* Exercise: Pictures excluded, copy every record that follows exactly as it appears.
[Supplied information]
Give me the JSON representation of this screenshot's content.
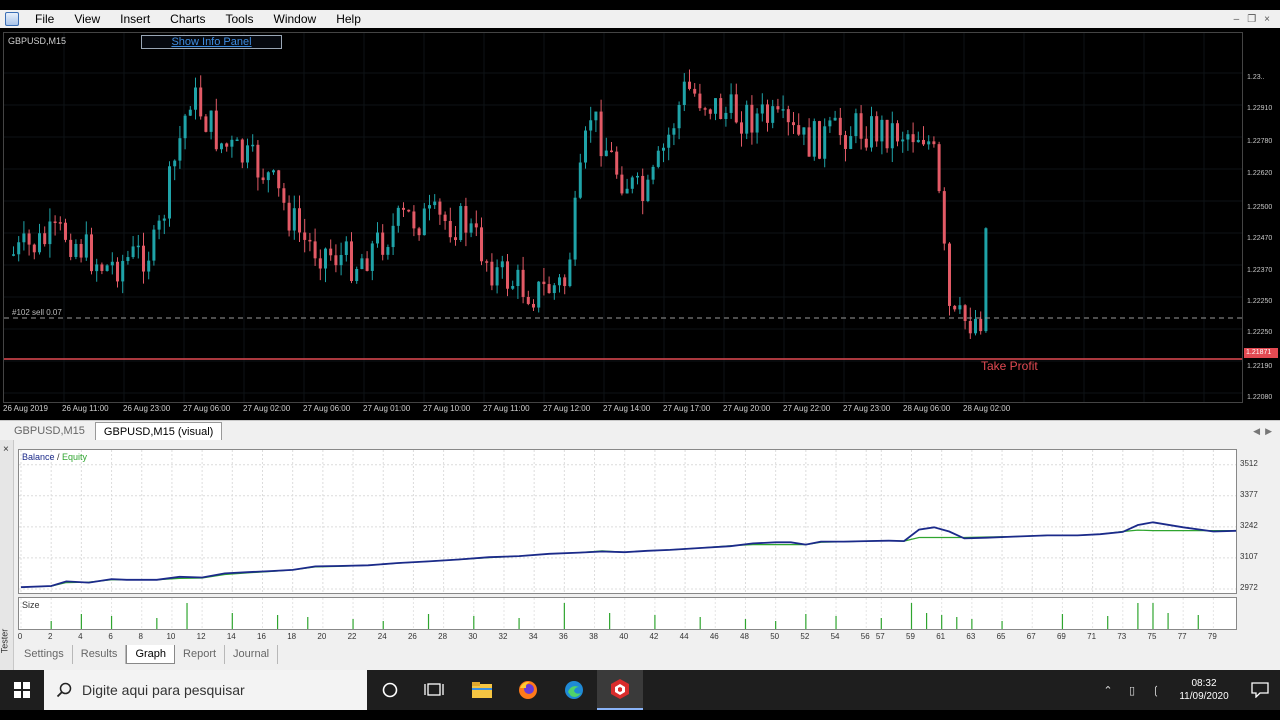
{
  "menu": {
    "items": [
      "File",
      "View",
      "Insert",
      "Charts",
      "Tools",
      "Window",
      "Help"
    ]
  },
  "chart": {
    "symbol_label": "GBPUSD,M15",
    "info_panel_button": "Show Info Panel",
    "order_label": "#102 sell 0.07",
    "take_profit_label": "Take Profit",
    "price_labels": [
      "1.23..",
      "1.22910",
      "1.22780",
      "1.22620",
      "1.22500",
      "1.22470",
      "1.22370",
      "1.22250",
      "1.22250",
      "1.22190",
      "1.22080"
    ],
    "price_marker": "1.21871",
    "time_labels": [
      "26 Aug 2019",
      "26 Aug 11:00",
      "26 Aug 23:00",
      "27 Aug 06:00",
      "27 Aug 02:00",
      "27 Aug 06:00",
      "27 Aug 01:00",
      "27 Aug 10:00",
      "27 Aug 11:00",
      "27 Aug 12:00",
      "27 Aug 14:00",
      "27 Aug 17:00",
      "27 Aug 20:00",
      "27 Aug 22:00",
      "27 Aug 23:00",
      "28 Aug 06:00",
      "28 Aug 02:00"
    ]
  },
  "chart_tabs": [
    "GBPUSD,M15",
    "GBPUSD,M15 (visual)"
  ],
  "tester": {
    "side_label": "Tester",
    "close_icon": "×",
    "legend_balance": "Balance",
    "legend_sep": " / ",
    "legend_equity": "Equity",
    "size_label": "Size",
    "tabs": [
      "Settings",
      "Results",
      "Graph",
      "Report",
      "Journal"
    ],
    "active_tab": "Graph"
  },
  "chart_data": {
    "type": "line",
    "ylim": [
      2972,
      3550
    ],
    "y_ticks": [
      3512,
      3377,
      3242,
      3107,
      2972
    ],
    "x_ticks": [
      0,
      2,
      4,
      6,
      8,
      10,
      12,
      14,
      16,
      18,
      20,
      22,
      24,
      26,
      28,
      30,
      32,
      34,
      36,
      38,
      40,
      42,
      44,
      46,
      48,
      50,
      52,
      54,
      56,
      57,
      59,
      61,
      63,
      65,
      67,
      69,
      71,
      73,
      75,
      77,
      79
    ],
    "xlim": [
      0,
      80.5
    ],
    "series": [
      {
        "name": "Balance",
        "color": "#1b2a8a",
        "x": [
          0,
          2,
          3,
          4.5,
          6,
          7,
          9,
          10.5,
          12,
          13.5,
          15,
          16.5,
          18,
          19.5,
          21,
          23,
          25,
          27,
          29,
          31,
          33,
          35,
          37,
          38.5,
          40,
          41.5,
          43,
          45,
          47,
          48.5,
          50,
          51,
          52,
          53,
          54.5,
          56,
          57.5,
          58.5,
          59.5,
          60.5,
          61.5,
          62.5,
          64,
          66,
          68,
          70,
          71.5,
          73,
          74,
          75,
          77,
          79,
          80.5
        ],
        "y": [
          2980,
          2985,
          3005,
          3000,
          3015,
          3012,
          3012,
          3025,
          3022,
          3040,
          3045,
          3050,
          3055,
          3070,
          3072,
          3075,
          3085,
          3092,
          3100,
          3110,
          3115,
          3125,
          3130,
          3135,
          3132,
          3138,
          3142,
          3150,
          3158,
          3170,
          3175,
          3175,
          3165,
          3178,
          3178,
          3180,
          3182,
          3180,
          3230,
          3240,
          3222,
          3192,
          3195,
          3200,
          3205,
          3205,
          3210,
          3220,
          3250,
          3262,
          3240,
          3222,
          3225
        ]
      },
      {
        "name": "Equity",
        "color": "#2fa52f",
        "x": [
          0,
          2,
          3,
          4.5,
          6,
          7,
          9,
          10.5,
          12,
          13.5,
          15,
          16.5,
          18,
          19.5,
          21,
          23,
          25,
          27,
          29,
          31,
          33,
          35,
          37,
          38.5,
          40,
          41.5,
          43,
          45,
          47,
          48.5,
          50,
          51,
          52,
          53,
          54.5,
          56,
          57.5,
          58.5,
          59.5,
          60.5,
          61.5,
          62.5,
          64,
          66,
          68,
          70,
          71.5,
          73,
          74,
          75,
          77,
          79,
          80.5
        ],
        "y": [
          2980,
          2984,
          3000,
          3002,
          3012,
          3012,
          3012,
          3018,
          3020,
          3035,
          3042,
          3048,
          3055,
          3068,
          3070,
          3075,
          3084,
          3092,
          3100,
          3108,
          3115,
          3125,
          3130,
          3138,
          3132,
          3138,
          3142,
          3150,
          3160,
          3165,
          3165,
          3165,
          3165,
          3175,
          3177,
          3180,
          3182,
          3180,
          3196,
          3196,
          3196,
          3196,
          3198,
          3200,
          3205,
          3205,
          3210,
          3222,
          3228,
          3226,
          3226,
          3226,
          3226
        ]
      }
    ],
    "size_bars": [
      2,
      4,
      6,
      9,
      11,
      14,
      17,
      19,
      22,
      24,
      27,
      30,
      33,
      36,
      39,
      42,
      45,
      48,
      50,
      52,
      54,
      57,
      59,
      60,
      61,
      62,
      63,
      65,
      69,
      72,
      74,
      75,
      76,
      78
    ]
  },
  "taskbar": {
    "search_placeholder": "Digite aqui para pesquisar",
    "time": "08:32",
    "date": "11/09/2020"
  }
}
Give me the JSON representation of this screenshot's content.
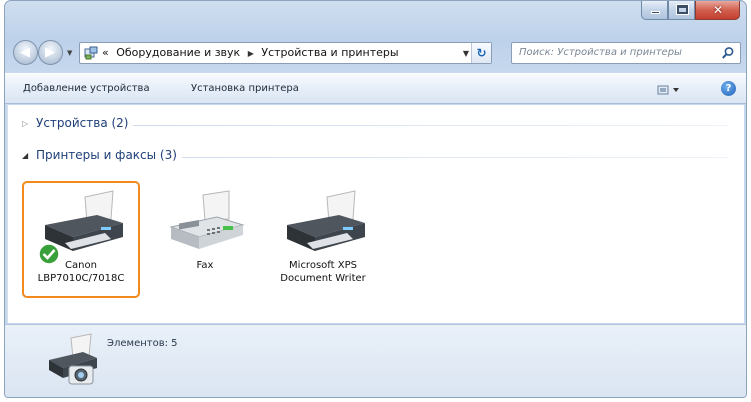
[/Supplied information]
* Task response:
Give me the JSON representation of this screenshot's content.
{
  "menu": {
    "items": [
      "File",
      "View",
      "Insert",
      "Charts",
      "Tools",
      "Window",
      "Help"
    ]
  },
  "chart": {
    "symbol_label": "GBPUSD,M15",
    "info_panel_button": "Show Info Panel",
    "order_label": "#102 sell 0.07",
    "take_profit_label": "Take Profit",
    "price_labels": [
      "1.23..",
      "1.22910",
      "1.22780",
      "1.22620",
      "1.22500",
      "1.22470",
      "1.22370",
      "1.22250",
      "1.22250",
      "1.22190",
      "1.22080"
    ],
    "price_marker": "1.21871",
    "time_labels": [
      "26 Aug 2019",
      "26 Aug 11:00",
      "26 Aug 23:00",
      "27 Aug 06:00",
      "27 Aug 02:00",
      "27 Aug 06:00",
      "27 Aug 01:00",
      "27 Aug 10:00",
      "27 Aug 11:00",
      "27 Aug 12:00",
      "27 Aug 14:00",
      "27 Aug 17:00",
      "27 Aug 20:00",
      "27 Aug 22:00",
      "27 Aug 23:00",
      "28 Aug 06:00",
      "28 Aug 02:00"
    ]
  },
  "chart_tabs": [
    "GBPUSD,M15",
    "GBPUSD,M15 (visual)"
  ],
  "tester": {
    "side_label": "Tester",
    "close_icon": "×",
    "legend_balance": "Balance",
    "legend_sep": " / ",
    "legend_equity": "Equity",
    "size_label": "Size",
    "tabs": [
      "Settings",
      "Results",
      "Graph",
      "Report",
      "Journal"
    ],
    "active_tab": "Graph"
  },
  "chart_data": {
    "type": "line",
    "ylim": [
      2972,
      3550
    ],
    "y_ticks": [
      3512,
      3377,
      3242,
      3107,
      2972
    ],
    "x_ticks": [
      0,
      2,
      4,
      6,
      8,
      10,
      12,
      14,
      16,
      18,
      20,
      22,
      24,
      26,
      28,
      30,
      32,
      34,
      36,
      38,
      40,
      42,
      44,
      46,
      48,
      50,
      52,
      54,
      56,
      57,
      59,
      61,
      63,
      65,
      67,
      69,
      71,
      73,
      75,
      77,
      79
    ],
    "xlim": [
      0,
      80.5
    ],
    "series": [
      {
        "name": "Balance",
        "color": "#1b2a8a",
        "x": [
          0,
          2,
          3,
          4.5,
          6,
          7,
          9,
          10.5,
          12,
          13.5,
          15,
          16.5,
          18,
          19.5,
          21,
          23,
          25,
          27,
          29,
          31,
          33,
          35,
          37,
          38.5,
          40,
          41.5,
          43,
          45,
          47,
          48.5,
          50,
          51,
          52,
          53,
          54.5,
          56,
          57.5,
          58.5,
          59.5,
          60.5,
          61.5,
          62.5,
          64,
          66,
          68,
          70,
          71.5,
          73,
          74,
          75,
          77,
          79,
          80.5
        ],
        "y": [
          2980,
          2985,
          3005,
          3000,
          3015,
          3012,
          3012,
          3025,
          3022,
          3040,
          3045,
          3050,
          3055,
          3070,
          3072,
          3075,
          3085,
          3092,
          3100,
          3110,
          3115,
          3125,
          3130,
          3135,
          3132,
          3138,
          3142,
          3150,
          3158,
          3170,
          3175,
          3175,
          3165,
          3178,
          3178,
          3180,
          3182,
          3180,
          3230,
          3240,
          3222,
          3192,
          3195,
          3200,
          3205,
          3205,
          3210,
          3220,
          3250,
          3262,
          3240,
          3222,
          3225
        ]
      },
      {
        "name": "Equity",
        "color": "#2fa52f",
        "x": [
          0,
          2,
          3,
          4.5,
          6,
          7,
          9,
          10.5,
          12,
          13.5,
          15,
          16.5,
          18,
          19.5,
          21,
          23,
          25,
          27,
          29,
          31,
          33,
          35,
          37,
          38.5,
          40,
          41.5,
          43,
          45,
          47,
          48.5,
          50,
          51,
          52,
          53,
          54.5,
          56,
          57.5,
          58.5,
          59.5,
          60.5,
          61.5,
          62.5,
          64,
          66,
          68,
          70,
          71.5,
          73,
          74,
          75,
          77,
          79,
          80.5
        ],
        "y": [
          2980,
          2984,
          3000,
          3002,
          3012,
          3012,
          3012,
          3018,
          3020,
          3035,
          3042,
          3048,
          3055,
          3068,
          3070,
          3075,
          3084,
          3092,
          3100,
          3108,
          3115,
          3125,
          3130,
          3138,
          3132,
          3138,
          3142,
          3150,
          3160,
          3165,
          3165,
          3165,
          3165,
          3175,
          3177,
          3180,
          3182,
          3180,
          3196,
          3196,
          3196,
          3196,
          3198,
          3200,
          3205,
          3205,
          3210,
          3222,
          3228,
          3226,
          3226,
          3226,
          3226
        ]
      }
    ],
    "size_bars": [
      2,
      4,
      6,
      9,
      11,
      14,
      17,
      19,
      22,
      24,
      27,
      30,
      33,
      36,
      39,
      42,
      45,
      48,
      50,
      52,
      54,
      57,
      59,
      60,
      61,
      62,
      63,
      65,
      69,
      72,
      74,
      75,
      76,
      78
    ]
  },
  "taskbar": {
    "search_placeholder": "Digite aqui para pesquisar",
    "time": "08:32",
    "date": "11/09/2020"
  }
}
Give me the JSON representation of this screenshot's content.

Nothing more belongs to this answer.